Now, I'm no Baian expert, though that isn't for a lack of trying. Hey, if anyone knows where to get subbed copies of the Ken Ogata-era flicks/episodes, drop me an email. *Shameless begging is not beyond me* I've only seen two other Baian flicks, one with Ogata, one with some other guy (called The Silent Assassin?, or The Quiet Assassin?, I forget, its been awhile). It is almost a shame that a great actor like Ken Ogata embodied the role, because, despite all of his onscreen charisma, Ken Watanabe has to live in Ogata's shadow. That said, Watanabe still does a great and is a massively enigmatic actor.

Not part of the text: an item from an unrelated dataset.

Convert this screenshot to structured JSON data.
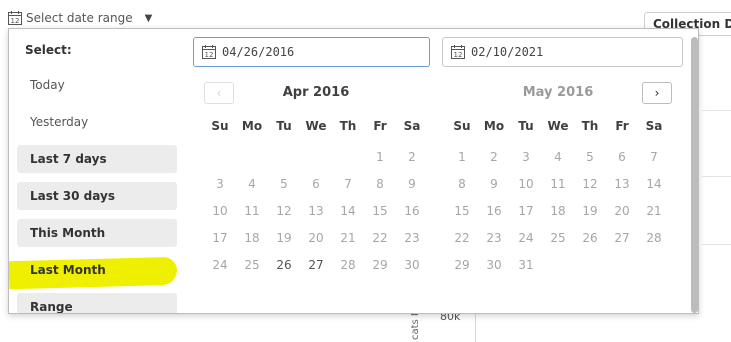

It is unfortunate that the series- well, at least these two episodes- doesn't heighten the suspense elements, which seems to be the one missing key that could make this series, and subsequently Watanabe's characterization, shine. Instead Baian just kind of sits back in the wings, waiting, pondering the morality of his actions, as he should. But, mostly the stories are too heavy on description without dilemma, plot mechanics missing tension, characters or voice over dialogue explaining the ins-and-outs of details to the point that the thrills are left to a bare minimum.
The DVD: Media Blasters
Picture: Full-screen. If I was a betting man, I'd say Medai Blasters just imported their transfer materials from the Japanese DVD release. The elements appear to be in pretty darn good shape, free from much wear and tear. Probably a little age fade present, but nothing too severe. Technically, there is a little compression which makes the grain levels more noticeable and presents some macro-blocking issues. But, overall, for an older Japanese tv show, it is a fair enough, sharp presentation not likely to disappoint viewers.
Sound: Dolby 2.0 Stereo, Japanese language with optional English subtitles. Very nice subtitle translation. I really liked the scoring for the first episode which had some heavy, effective use of some mournful flute hooks, very Spaghetti Western. Then, disappointingly, the second episode suddenly has a bunch of generic synth underscoring for much of the running time.
Extras: Nothin', some Media Blasters trailers, that's it.
Conclusion: Baian: The Assassin is interesting but not captivating. A cool character, an engaging lead actor, and a decent supporting cast. Storytelling-wise it could do with a more invigorating narrative, a bit of thrill to the proceedings, and the second episode certainly showed some improvement in those areas. So, while I wasn't wowed, my interest was piqued to see some more Baian adventures- but only piqued enough for a rental.